How trauma is shaping the way Philadelphia schools teach | Opinion

Students chant during a national student walkout in support of gun control at City Hall on Wednesday, March 14, 2018.

The School District of Philadelphia serves more than 128,000 students across 221 schools.  As such, our student population represents a wide variety of socioeconomic backgrounds. Unfortunately, we live in the poorest big city in America and a significant number of Philadelphia’s children face this challenge of urban poverty.

These students are exposed to community violence, poverty, hunger, maltreatment and neglect, and unstable or transient living conditions, which can make the very act of showing up to school every day a victory in and of itself.

While trauma can negatively impact any child, what is commonly misunderstood is that students experiencing chronic trauma are in a state of toxic stress all the time. Toxic stress can lead to changes in how the brain develops and can compromise their health. Students experiencing chronic trauma arrive to school tired, stressed, and on edge. Their brains, bodies, and nervous system can make them edgy, overreact to things that seem minor to others, lash out at others, or withdraw and isolate themselves. They are in constant “fight or flight” mode, and unlike their peers, can find simple, expected tasks like receiving and retaining knowledge, or even interacting in a normal, productive way with teachers and peers, extremely challenging.

Until recently, this has been poorly understood and even more poorly handled. These are students experiencing underlying trauma, and they show surface behaviors that are misunderstood and incorrectly punished. The recent evolution of trauma-informed practices aims to address this, by providing these vulnerable populations with a more compassionate, tailored approach that includes relationship-building and  limit-setting, ensuring an environment that is physically, emotionally, and psychologically safe, and using strategies that calm and regulate the nervous system and brain such as mindfulness, meditation, and breathing exercises.

We are integrating these strategies into the classroom. For example, we hired a Director for Trauma-Informed Practices who comes with over 18 years of experience providing direct care or leadership oversight to schools and community settings to support the behavioral health needs of students to spearhead our efforts, which include training and coaching staff. We have partnered with the renowned Lakeside Global Institute to lend best practices and provide consultation and training.

All of these efforts are focused ultimately on helping our teachers. We help them recognize behaviors based on stress and correctly interpret and manage them successfully and with compassion. That can include anything from simply taking a momentary break, to creating a contract with the student that provides empowerment of choice — choice of activity, of consequence, or of exercise — to restorative practices that allow for conflict follow-up and repairing of relationships. The goal is simple: appropriate consequences for inappropriate behaviors, using the opportunity to teach and model appropriate behavior, while still maintaining structure and upholding clear expectations.

These practices have an immediate impact, seen by teachers and students alike; absenteeism goes down, achievement goes up. Students feel cared for, feel better about themselves, and have hope.

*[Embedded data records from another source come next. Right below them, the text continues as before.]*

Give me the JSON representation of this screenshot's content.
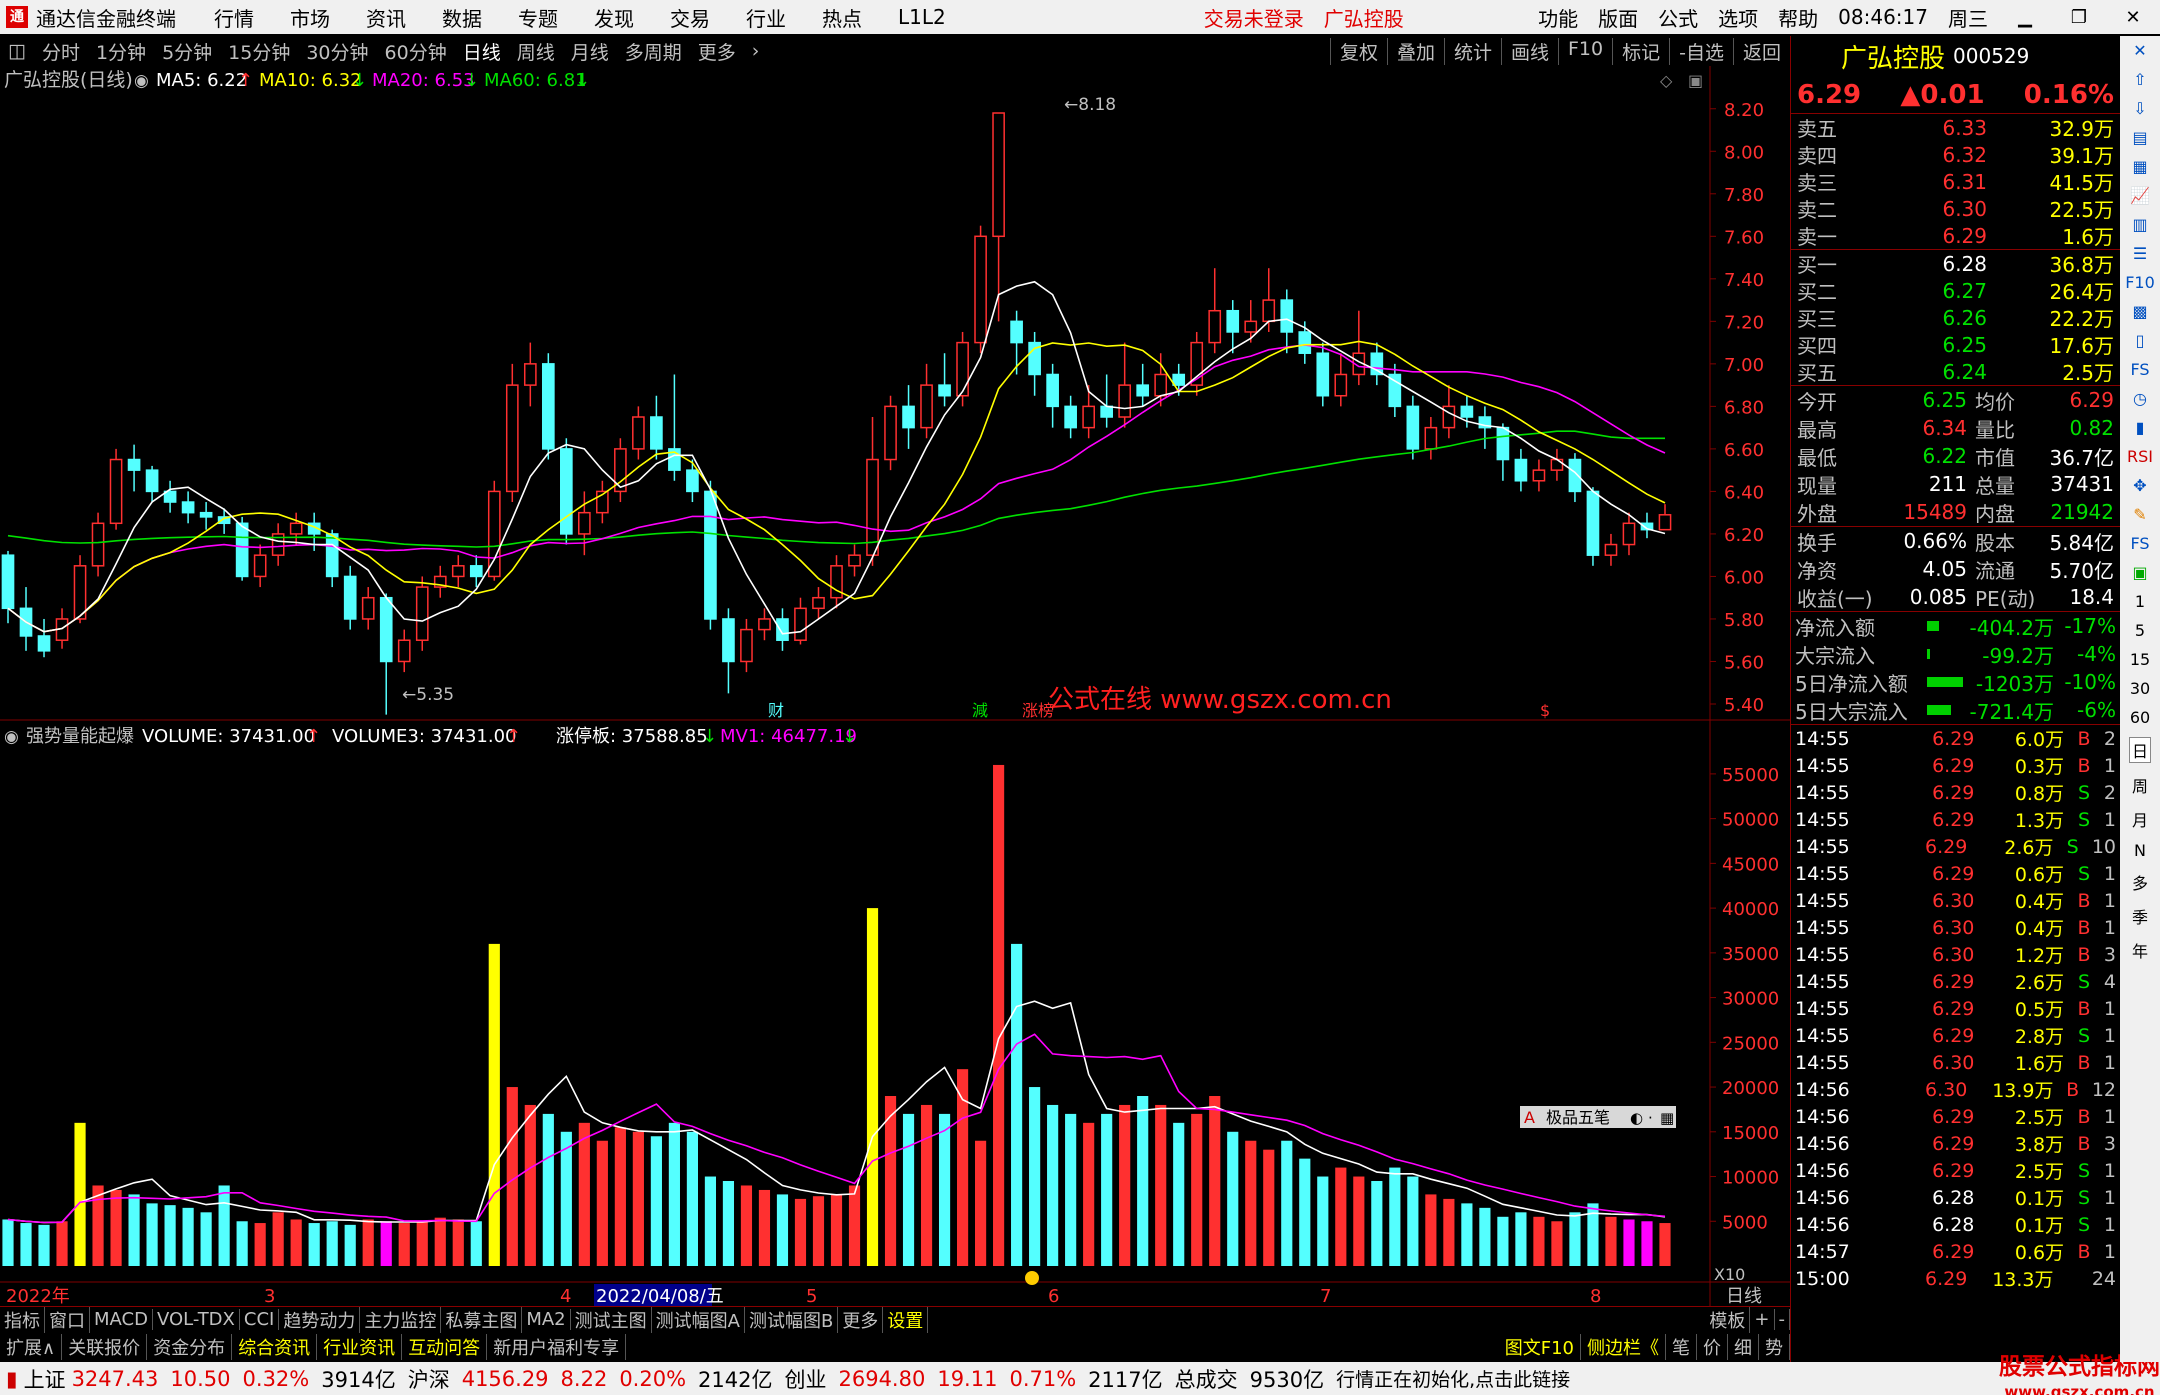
{
  "menubar": {
    "app_title": "通达信金融终端",
    "items": [
      "行情",
      "市场",
      "资讯",
      "数据",
      "专题",
      "发现",
      "交易",
      "行业",
      "热点",
      "L1L2"
    ],
    "login_status": "交易未登录",
    "stock_short": "广弘控股",
    "right_items": [
      "功能",
      "版面",
      "公式",
      "选项",
      "帮助"
    ],
    "clock": "08:46:17",
    "weekday": "周三"
  },
  "periodbar": {
    "periods": [
      "分时",
      "1分钟",
      "5分钟",
      "15分钟",
      "30分钟",
      "60分钟",
      "日线",
      "周线",
      "月线",
      "多周期",
      "更多"
    ],
    "active": "日线",
    "tools": [
      "复权",
      "叠加",
      "统计",
      "画线",
      "F10",
      "标记",
      "-自选",
      "返回"
    ]
  },
  "main_chart": {
    "title": "广弘控股(日线)",
    "ma": [
      {
        "label": "MA5: 6.22",
        "arrow": "↑",
        "color": "#ffffff"
      },
      {
        "label": "MA10: 6.32",
        "arrow": "↓",
        "color": "#ffff00"
      },
      {
        "label": "MA20: 6.53",
        "arrow": "↓",
        "color": "#ff00ff"
      },
      {
        "label": "MA60: 6.81",
        "arrow": "↓",
        "color": "#00e000"
      }
    ],
    "price_ticks": [
      "8.20",
      "8.00",
      "7.80",
      "7.60",
      "7.40",
      "7.20",
      "7.00",
      "6.80",
      "6.60",
      "6.40",
      "6.20",
      "6.00",
      "5.80",
      "5.60",
      "5.40"
    ],
    "high_label": "8.18",
    "low_label": "5.35",
    "markers": [
      "财",
      "減",
      "涨榜",
      "$"
    ],
    "watermark": "公式在线 www.gszx.com.cn"
  },
  "volume_chart": {
    "indicator": "强势量能起爆",
    "legend": [
      {
        "label": "VOLUME: 37431.00",
        "arrow": "↑",
        "color": "#ffffff"
      },
      {
        "label": "VOLUME3: 37431.00",
        "arrow": "↑",
        "color": "#ffffff"
      },
      {
        "label": "涨停板: 37588.85",
        "arrow": "↓",
        "color": "#ffffff"
      },
      {
        "label": "MV1: 46477.19",
        "arrow": "↓",
        "color": "#ff00ff"
      }
    ],
    "vol_ticks": [
      "55000",
      "50000",
      "45000",
      "40000",
      "35000",
      "30000",
      "25000",
      "20000",
      "15000",
      "10000",
      "5000"
    ],
    "multiplier": "X10",
    "five_level_btn": "极品五笔"
  },
  "xaxis": {
    "labels": [
      "2022年",
      "3",
      "4",
      "5",
      "6",
      "7",
      "8"
    ],
    "cursor_date": "2022/04/08/五",
    "period": "日线"
  },
  "bottomtabs": [
    "指标",
    "窗口",
    "MACD",
    "VOL-TDX",
    "CCI",
    "趋势动力",
    "主力监控",
    "私募主图",
    "MA2",
    "测试主图",
    "测试幅图A",
    "测试幅图B",
    "更多",
    "设置"
  ],
  "bottomtabs_right": [
    "模板",
    "+",
    "-"
  ],
  "bottomtabs2": [
    "扩展∧",
    "关联报价",
    "资金分布",
    "综合资讯",
    "行业资讯",
    "互动问答",
    "新用户福利专享"
  ],
  "bottomtabs2_right": [
    "图文F10",
    "侧边栏《",
    "笔",
    "价",
    "细",
    "势"
  ],
  "statusbar": {
    "items": [
      {
        "name": "上证",
        "price": "3247.43",
        "chg": "10.50",
        "pct": "0.32%",
        "amt": "3914亿"
      },
      {
        "name": "沪深",
        "price": "4156.29",
        "chg": "8.22",
        "pct": "0.20%",
        "amt": "2142亿"
      },
      {
        "name": "创业",
        "price": "2694.80",
        "chg": "19.11",
        "pct": "0.71%",
        "amt": "2117亿"
      }
    ],
    "total_label": "总成交",
    "total_value": "9530亿",
    "message": "行情正在初始化,点击此链接",
    "brand": "股票公式指标网",
    "brand_url": "www.gszx.com.cn"
  },
  "quote": {
    "name": "广弘控股",
    "code": "000529",
    "price": "6.29",
    "change": "▲0.01",
    "pct": "0.16%",
    "asks": [
      {
        "label": "卖五",
        "price": "6.33",
        "vol": "32.9万"
      },
      {
        "label": "卖四",
        "price": "6.32",
        "vol": "39.1万"
      },
      {
        "label": "卖三",
        "price": "6.31",
        "vol": "41.5万"
      },
      {
        "label": "卖二",
        "price": "6.30",
        "vol": "22.5万"
      },
      {
        "label": "卖一",
        "price": "6.29",
        "vol": "1.6万"
      }
    ],
    "bids": [
      {
        "label": "买一",
        "price": "6.28",
        "vol": "36.8万"
      },
      {
        "label": "买二",
        "price": "6.27",
        "vol": "26.4万"
      },
      {
        "label": "买三",
        "price": "6.26",
        "vol": "22.2万"
      },
      {
        "label": "买四",
        "price": "6.25",
        "vol": "17.6万"
      },
      {
        "label": "买五",
        "price": "6.24",
        "vol": "2.5万"
      }
    ],
    "stats": [
      {
        "k": "今开",
        "v": "6.25",
        "k2": "均价",
        "v2": "6.29"
      },
      {
        "k": "最高",
        "v": "6.34",
        "k2": "量比",
        "v2": "0.82"
      },
      {
        "k": "最低",
        "v": "6.22",
        "k2": "市值",
        "v2": "36.7亿"
      },
      {
        "k": "现量",
        "v": "211",
        "k2": "总量",
        "v2": "37431"
      },
      {
        "k": "外盘",
        "v": "15489",
        "k2": "内盘",
        "v2": "21942"
      }
    ],
    "stats2": [
      {
        "k": "换手",
        "v": "0.66%",
        "k2": "股本",
        "v2": "5.84亿"
      },
      {
        "k": "净资",
        "v": "4.05",
        "k2": "流通",
        "v2": "5.70亿"
      },
      {
        "k": "收益(一)",
        "v": "0.085",
        "k2": "PE(动)",
        "v2": "18.4"
      }
    ],
    "flows": [
      {
        "k": "净流入额",
        "v": "-404.2万",
        "p": "-17%"
      },
      {
        "k": "大宗流入",
        "v": "-99.2万",
        "p": "-4%"
      },
      {
        "k": "5日净流入额",
        "v": "-1203万",
        "p": "-10%"
      },
      {
        "k": "5日大宗流入",
        "v": "-721.4万",
        "p": "-6%"
      }
    ]
  },
  "ticks": [
    {
      "t": "14:55",
      "p": "6.29",
      "v": "6.0万",
      "bs": "B",
      "n": "2"
    },
    {
      "t": "14:55",
      "p": "6.29",
      "v": "0.3万",
      "bs": "B",
      "n": "1"
    },
    {
      "t": "14:55",
      "p": "6.29",
      "v": "0.8万",
      "bs": "S",
      "n": "2"
    },
    {
      "t": "14:55",
      "p": "6.29",
      "v": "1.3万",
      "bs": "S",
      "n": "1"
    },
    {
      "t": "14:55",
      "p": "6.29",
      "v": "2.6万",
      "bs": "S",
      "n": "10"
    },
    {
      "t": "14:55",
      "p": "6.29",
      "v": "0.6万",
      "bs": "S",
      "n": "1"
    },
    {
      "t": "14:55",
      "p": "6.30",
      "v": "0.4万",
      "bs": "B",
      "n": "1"
    },
    {
      "t": "14:55",
      "p": "6.30",
      "v": "0.4万",
      "bs": "B",
      "n": "1"
    },
    {
      "t": "14:55",
      "p": "6.30",
      "v": "1.2万",
      "bs": "B",
      "n": "3"
    },
    {
      "t": "14:55",
      "p": "6.29",
      "v": "2.6万",
      "bs": "S",
      "n": "4"
    },
    {
      "t": "14:55",
      "p": "6.29",
      "v": "0.5万",
      "bs": "B",
      "n": "1"
    },
    {
      "t": "14:55",
      "p": "6.29",
      "v": "2.8万",
      "bs": "S",
      "n": "1"
    },
    {
      "t": "14:55",
      "p": "6.30",
      "v": "1.6万",
      "bs": "B",
      "n": "1"
    },
    {
      "t": "14:56",
      "p": "6.30",
      "v": "13.9万",
      "bs": "B",
      "n": "12"
    },
    {
      "t": "14:56",
      "p": "6.29",
      "v": "2.5万",
      "bs": "B",
      "n": "1"
    },
    {
      "t": "14:56",
      "p": "6.29",
      "v": "3.8万",
      "bs": "B",
      "n": "3"
    },
    {
      "t": "14:56",
      "p": "6.29",
      "v": "2.5万",
      "bs": "S",
      "n": "1"
    },
    {
      "t": "14:56",
      "p": "6.28",
      "v": "0.1万",
      "bs": "S",
      "n": "1"
    },
    {
      "t": "14:56",
      "p": "6.28",
      "v": "0.1万",
      "bs": "S",
      "n": "1"
    },
    {
      "t": "14:57",
      "p": "6.29",
      "v": "0.6万",
      "bs": "B",
      "n": "1"
    },
    {
      "t": "15:00",
      "p": "6.29",
      "v": "13.3万",
      "bs": "",
      "n": "24"
    }
  ],
  "iconcol": [
    "1",
    "5",
    "15",
    "30",
    "60",
    "日",
    "周",
    "月",
    "N",
    "多",
    "季",
    "年"
  ],
  "colors": {
    "up": "#ff3030",
    "down": "#54ffff",
    "ma5": "#ffffff",
    "ma10": "#ffff00",
    "ma20": "#ff00ff",
    "ma60": "#00e000",
    "grid": "#800000"
  },
  "chart_data": {
    "type": "candlestick",
    "ylim": [
      5.35,
      8.25
    ],
    "candles": [
      [
        6.1,
        5.85,
        6.12,
        5.78
      ],
      [
        5.85,
        5.72,
        5.95,
        5.65
      ],
      [
        5.72,
        5.65,
        5.8,
        5.62
      ],
      [
        5.7,
        5.8,
        5.85,
        5.66
      ],
      [
        5.8,
        6.05,
        6.1,
        5.78
      ],
      [
        6.05,
        6.25,
        6.3,
        6.0
      ],
      [
        6.25,
        6.55,
        6.6,
        6.22
      ],
      [
        6.55,
        6.5,
        6.62,
        6.4
      ],
      [
        6.5,
        6.4,
        6.52,
        6.35
      ],
      [
        6.4,
        6.35,
        6.45,
        6.3
      ],
      [
        6.35,
        6.3,
        6.4,
        6.25
      ],
      [
        6.3,
        6.28,
        6.35,
        6.22
      ],
      [
        6.28,
        6.25,
        6.32,
        6.2
      ],
      [
        6.25,
        6.0,
        6.28,
        5.98
      ],
      [
        6.0,
        6.1,
        6.15,
        5.95
      ],
      [
        6.1,
        6.2,
        6.25,
        6.05
      ],
      [
        6.2,
        6.25,
        6.3,
        6.15
      ],
      [
        6.25,
        6.2,
        6.3,
        6.12
      ],
      [
        6.2,
        6.0,
        6.22,
        5.95
      ],
      [
        6.0,
        5.8,
        6.05,
        5.75
      ],
      [
        5.8,
        5.9,
        5.95,
        5.75
      ],
      [
        5.9,
        5.6,
        5.92,
        5.35
      ],
      [
        5.6,
        5.7,
        5.75,
        5.55
      ],
      [
        5.7,
        5.95,
        6.0,
        5.65
      ],
      [
        5.95,
        6.0,
        6.05,
        5.9
      ],
      [
        6.0,
        6.05,
        6.1,
        5.95
      ],
      [
        6.05,
        6.0,
        6.1,
        5.95
      ],
      [
        6.0,
        6.4,
        6.45,
        5.98
      ],
      [
        6.4,
        6.9,
        7.0,
        6.35
      ],
      [
        6.9,
        7.0,
        7.1,
        6.8
      ],
      [
        7.0,
        6.6,
        7.05,
        6.55
      ],
      [
        6.6,
        6.2,
        6.65,
        6.15
      ],
      [
        6.2,
        6.3,
        6.4,
        6.1
      ],
      [
        6.3,
        6.4,
        6.45,
        6.25
      ],
      [
        6.4,
        6.6,
        6.65,
        6.35
      ],
      [
        6.6,
        6.75,
        6.8,
        6.55
      ],
      [
        6.75,
        6.6,
        6.85,
        6.55
      ],
      [
        6.6,
        6.5,
        6.95,
        6.45
      ],
      [
        6.5,
        6.4,
        6.55,
        6.35
      ],
      [
        6.4,
        5.8,
        6.45,
        5.75
      ],
      [
        5.8,
        5.6,
        5.85,
        5.45
      ],
      [
        5.6,
        5.75,
        5.8,
        5.55
      ],
      [
        5.75,
        5.8,
        5.85,
        5.7
      ],
      [
        5.8,
        5.7,
        5.85,
        5.65
      ],
      [
        5.7,
        5.85,
        5.9,
        5.68
      ],
      [
        5.85,
        5.9,
        5.95,
        5.8
      ],
      [
        5.9,
        6.05,
        6.1,
        5.85
      ],
      [
        6.05,
        6.1,
        6.15,
        6.0
      ],
      [
        6.1,
        6.55,
        6.75,
        6.05
      ],
      [
        6.55,
        6.8,
        6.85,
        6.5
      ],
      [
        6.8,
        6.7,
        6.9,
        6.6
      ],
      [
        6.7,
        6.9,
        7.0,
        6.65
      ],
      [
        6.9,
        6.85,
        7.05,
        6.8
      ],
      [
        6.85,
        7.1,
        7.15,
        6.8
      ],
      [
        7.1,
        7.6,
        7.65,
        7.05
      ],
      [
        7.6,
        8.18,
        8.18,
        7.2
      ],
      [
        7.2,
        7.1,
        7.25,
        6.95
      ],
      [
        7.1,
        6.95,
        7.15,
        6.85
      ],
      [
        6.95,
        6.8,
        7.0,
        6.7
      ],
      [
        6.8,
        6.7,
        6.85,
        6.65
      ],
      [
        6.7,
        6.8,
        6.9,
        6.65
      ],
      [
        6.8,
        6.75,
        6.95,
        6.7
      ],
      [
        6.75,
        6.9,
        7.1,
        6.7
      ],
      [
        6.9,
        6.85,
        7.0,
        6.8
      ],
      [
        6.85,
        6.95,
        7.05,
        6.8
      ],
      [
        6.95,
        6.9,
        7.0,
        6.85
      ],
      [
        6.9,
        7.1,
        7.15,
        6.85
      ],
      [
        7.1,
        7.25,
        7.45,
        7.05
      ],
      [
        7.25,
        7.15,
        7.3,
        7.05
      ],
      [
        7.15,
        7.2,
        7.3,
        7.1
      ],
      [
        7.2,
        7.3,
        7.45,
        7.15
      ],
      [
        7.3,
        7.15,
        7.35,
        7.05
      ],
      [
        7.15,
        7.05,
        7.2,
        7.0
      ],
      [
        7.05,
        6.85,
        7.1,
        6.8
      ],
      [
        6.85,
        6.95,
        7.05,
        6.8
      ],
      [
        6.95,
        7.05,
        7.25,
        6.9
      ],
      [
        7.05,
        6.95,
        7.1,
        6.9
      ],
      [
        6.95,
        6.8,
        7.0,
        6.75
      ],
      [
        6.8,
        6.6,
        6.85,
        6.55
      ],
      [
        6.6,
        6.7,
        6.75,
        6.55
      ],
      [
        6.7,
        6.8,
        6.9,
        6.65
      ],
      [
        6.8,
        6.75,
        6.85,
        6.7
      ],
      [
        6.75,
        6.7,
        6.8,
        6.6
      ],
      [
        6.7,
        6.55,
        6.72,
        6.45
      ],
      [
        6.55,
        6.45,
        6.6,
        6.4
      ],
      [
        6.45,
        6.5,
        6.55,
        6.4
      ],
      [
        6.5,
        6.55,
        6.6,
        6.45
      ],
      [
        6.55,
        6.4,
        6.58,
        6.35
      ],
      [
        6.4,
        6.1,
        6.42,
        6.05
      ],
      [
        6.1,
        6.15,
        6.2,
        6.05
      ],
      [
        6.15,
        6.25,
        6.3,
        6.1
      ],
      [
        6.25,
        6.22,
        6.3,
        6.18
      ],
      [
        6.22,
        6.29,
        6.34,
        6.22
      ]
    ],
    "volumes": [
      5200,
      4800,
      4600,
      5000,
      16000,
      9000,
      8500,
      8000,
      7000,
      6800,
      6500,
      6000,
      9000,
      5000,
      4800,
      6000,
      5200,
      4800,
      5000,
      4600,
      5200,
      5000,
      4800,
      5000,
      5400,
      5200,
      5000,
      36000,
      20000,
      18000,
      17000,
      15000,
      16000,
      14000,
      15500,
      15000,
      14500,
      16000,
      15000,
      10000,
      9500,
      9000,
      8500,
      8000,
      7500,
      7800,
      8000,
      9000,
      40000,
      19000,
      17000,
      18000,
      17000,
      22000,
      14000,
      56000,
      36000,
      20000,
      18000,
      17000,
      16000,
      17000,
      18000,
      19000,
      18000,
      16000,
      17000,
      19000,
      15000,
      14000,
      13000,
      14000,
      12000,
      10000,
      11000,
      10000,
      9500,
      11000,
      10000,
      8000,
      7500,
      7000,
      6500,
      5500,
      6000,
      5500,
      5000,
      6000,
      7000,
      5500,
      5200,
      5000,
      4800
    ],
    "vol_ylim": [
      0,
      57000
    ]
  }
}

And it’s making a difference. Our teachers, previously surprised when the techniques they learned in college or graduate school don’t work in classrooms, quickly see positive results both for their students and for themselves. But that just proves that we are tackling this midstream.

What we really need is for current and incoming teachers to have these trauma-informed  strategies incorporated into their education, so they come to our schools with the resources and tools to be successful, from day one. It is essential for proponents of higher education who instruct our educators, especially those who work with vulnerable populations, to integrate and incorporate curriculum about early childhood adversity, the impact of trauma and using trauma-informed practices in the classroom. This would enable us to refocus our current energies into customized, in-classroom coaching to attend to individual student and teacher needs in a truly targeted way.

Philadelphia is the city of “brotherly love.”  We know that the love and compassion students receive in their classrooms each day can offset, even heal, trauma. We believe in every student’s capacity to learn, and to succeed. By building more awareness and integrating more strategies in trauma-informed schools, we can change the lives of our students and give them the chance at a brighter future.

Karyn T. Lynch is the chief of Student Support Services for the School District of Philadelphia.